And second, these solutions simply don’t work anymore: Whereas firewalls and VPNs were somewhat effective security solutions before the eruption of the IIoT, the growing number of endpoints that are being connected has created mobility and security issues that these traditional solutions weren’t designed to address. Solutions designed for earlier generations of malware won’t stand up to the much larger and ever growing IIoT threat environment.
How to Ensure IIoT Compliance & Reduce Cyber Risk
Implement Software-Defined Networking
The industrial internet of things requires security measures that were designed specifically for IIoT threats, and businesses in a variety of industries are finding such a solution in the Airwall™ from Tempered Networks.
The Airwall employs software-defined networking and a zero-trust data layer to separate identity and location and protect and cloak any connected endpoint — any IIoT endpoint, virtual machine, server, client, or cloud instance on any private, public, cloud, or mobile-based network.
The purpose-built IIoT solution does this by moving the network boundary and security perimeter from the edge of the network to the edges of the individual machines, preventing both east-west and north-south attacks. Because the Airwall abstracts the IP addresses and uses cryptographic identities to encrypt and secure all traffic, unauthenticated systems are unable to break the perimeter.
Essentially, the Airwall acts as a cloaking device that makes your network segment invisible to unauthorized third parties.
These effective cybersecurity risk management practices protect the availability, confidentiality, and integrity of your business’s (and customers’) data and make it simple to meet IIoT compliance requirements. Even compliance and security audits are quick and easy, as Tempered Networks’ Visual Trust Map gives you greater control and visibility of your network, enabling you to validate communication policy between protected machines instantly.
Create a Contingency Plan
Meeting IIoT compliance standards with strong security measures should protect you from threats, but prepared businesses will have a contingency plan in place just in case. Two important elements of a cybersecurity contingency plan include cloud-based disaster recovery and a business continuity platform (BCP).
Cloud-based disaster recovery (or cloud DR) is a strategy that involves maintaining backups of electronic records in a secure cloud environment. In the event of a data breach or other failure, the business can recover the lost data quickly and cost-effectively.
Business continuity platforms allow businesses to seamlessly switch to backup servers if their main site is attacked or fails, ensuring that the user experience is not interrupted. A seamless transition helps minimize damage to a business’s image if an issue with the main interface arises.

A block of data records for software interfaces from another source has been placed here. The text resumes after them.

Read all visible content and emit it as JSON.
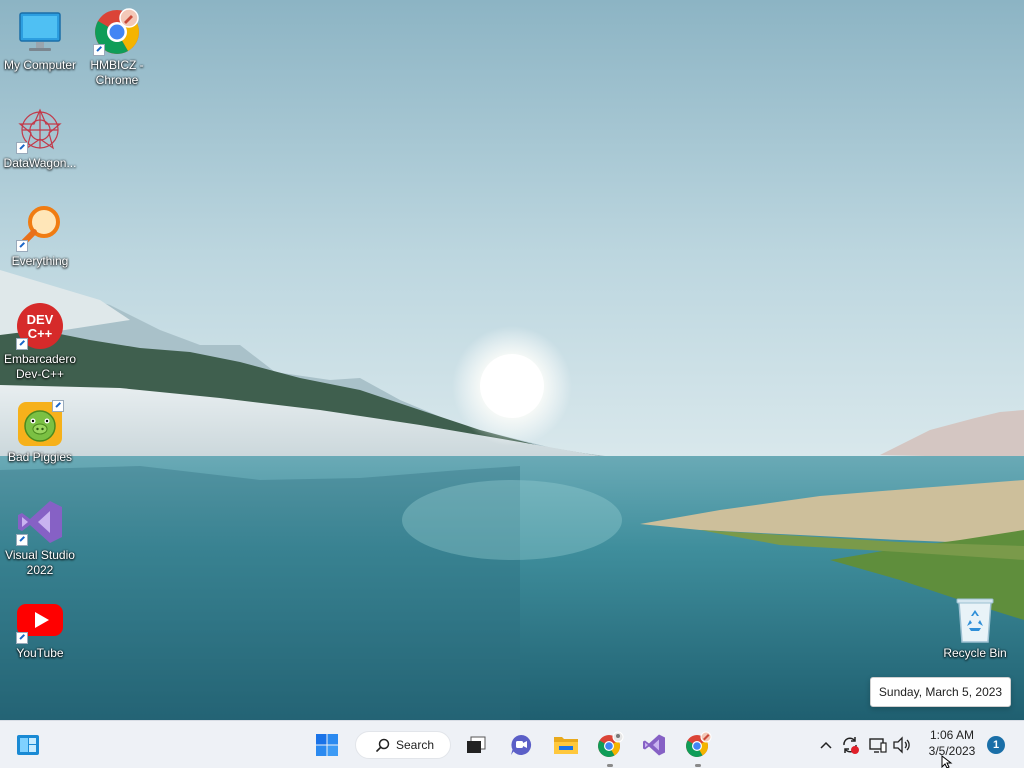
{
  "desktop": {
    "icons": [
      {
        "label": "My Computer",
        "icon": "monitor-icon"
      },
      {
        "label": "HMBICZ - Chrome",
        "icon": "chrome-profile-icon"
      },
      {
        "label": "DataWagon...",
        "icon": "datawagon-icon"
      },
      {
        "label": "Everything",
        "icon": "everything-search-icon"
      },
      {
        "label": "Embarcadero Dev-C++",
        "icon": "devcpp-icon",
        "badge": "DEV C++"
      },
      {
        "label": "Bad Piggies",
        "icon": "bad-piggies-icon"
      },
      {
        "label": "Visual Studio 2022",
        "icon": "visual-studio-icon"
      },
      {
        "label": "YouTube",
        "icon": "youtube-icon"
      },
      {
        "label": "Recycle Bin",
        "icon": "recycle-bin-icon"
      }
    ]
  },
  "tooltip": {
    "text": "Sunday, March 5, 2023"
  },
  "taskbar": {
    "search_label": "Search",
    "clock": {
      "time": "1:06 AM",
      "date": "3/5/2023"
    },
    "notification_count": "1"
  },
  "colors": {
    "taskbar_bg": "#eef1f6",
    "start_blue": "#1a73e8",
    "sky_top": "#8fb6c6",
    "lake": "#2f7f8f"
  }
}
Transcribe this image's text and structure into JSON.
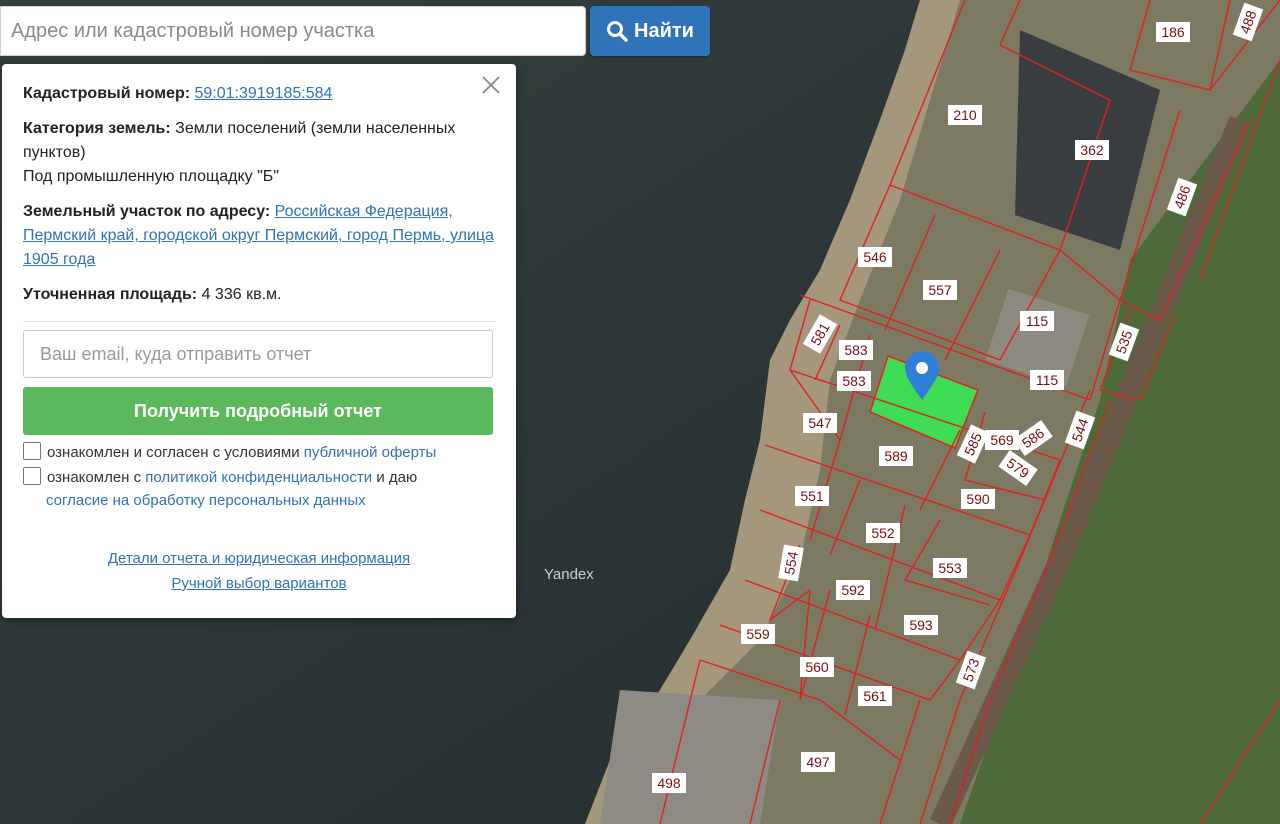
{
  "search": {
    "placeholder": "Адрес или кадастровый номер участка",
    "button_label": "Найти",
    "button_icon": "search-icon"
  },
  "panel": {
    "cadastral_label": "Кадастровый номер:",
    "cadastral_value": "59:01:3919185:584",
    "category_label": "Категория земель:",
    "category_value": "Земли поселений (земли населенных пунктов)",
    "purpose": "Под промышленную площадку \"Б\"",
    "address_label": "Земельный участок по адресу:",
    "address_value": "Российская Федерация, Пермский край, городской округ Пермский, город Пермь, улица 1905 года",
    "area_label": "Уточненная площадь:",
    "area_value": "4 336 кв.м.",
    "email_placeholder": "Ваш email, куда отправить отчет",
    "report_button": "Получить подробный отчет",
    "consent1_text": "ознакомлен и согласен с условиями",
    "consent1_link": "публичной оферты",
    "consent2_text_a": "ознакомлен с",
    "consent2_link_a": "политикой конфиденциальности",
    "consent2_text_b": "и даю",
    "consent2_link_b": "согласие на обработку персональных данных",
    "details_link": "Детали отчета и юридическая информация",
    "manual_link": "Ручной выбор вариантов"
  },
  "map": {
    "watermark": "Yandex",
    "parcel_labels": [
      "210",
      "362",
      "186",
      "488",
      "486",
      "546",
      "557",
      "115",
      "115",
      "535",
      "581",
      "583",
      "583",
      "547",
      "589",
      "585",
      "569",
      "586",
      "579",
      "544",
      "551",
      "590",
      "552",
      "554",
      "553",
      "592",
      "593",
      "559",
      "560",
      "573",
      "561",
      "497",
      "498"
    ],
    "selected_parcel_color": "#3ddc54",
    "boundary_color": "#e02020",
    "marker_color": "#2f7fd8"
  }
}
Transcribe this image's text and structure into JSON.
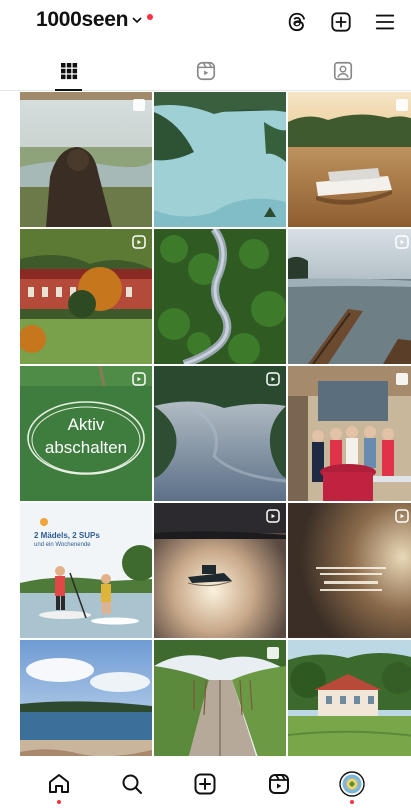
{
  "header": {
    "account_name": "1000seen",
    "icons": [
      "threads-icon",
      "create-icon",
      "menu-icon"
    ]
  },
  "tabs": [
    {
      "name": "posts-grid",
      "icon": "grid-icon",
      "active": true
    },
    {
      "name": "reels",
      "icon": "reels-icon",
      "active": false
    },
    {
      "name": "tagged",
      "icon": "tagged-icon",
      "active": false
    }
  ],
  "posts": {
    "aktiv_title": "Aktiv",
    "aktiv_subtitle": "abschalten",
    "sup_headline_1": "2 Mädels, 2 SUPs",
    "sup_headline_2": "und ein Wochenende"
  },
  "bottom_nav": [
    "home-icon",
    "search-icon",
    "create-icon",
    "reels-icon",
    "profile-avatar"
  ],
  "colors": {
    "accent_dot": "#ff3040",
    "text": "#111111",
    "divider": "#e6e6e6"
  }
}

Additional components of a cybersecurity contingency plan include practices such as developing a chain of command, isolating the infected devices or the entire network to prevent malware from spreading, and reporting the incident to the appropriate parties.
Stay Up-to-Date and Agile
The industrial internet of things is nowhere near done evolving, and as it continues to grow more expansive and complex, IIoT compliance standards will follow suit.
Stay on top of the compliance standards related to your industry and be ready to hit the ground running when changes are implemented. As technology begins to progress more and more rapidly, you’ll have more advances to adapt to and less time to adapt to each of them.
While a software-defined networking solution should prevent you from having to use your contingency plan, both components are crucial to minimize cyber risk. Covering all your bases will allow you to make the most of the many benefits of the IIoT, without having to deal with the potentially catastrophic consequences of inadequate cybersecurity.
Featured image via Pixabay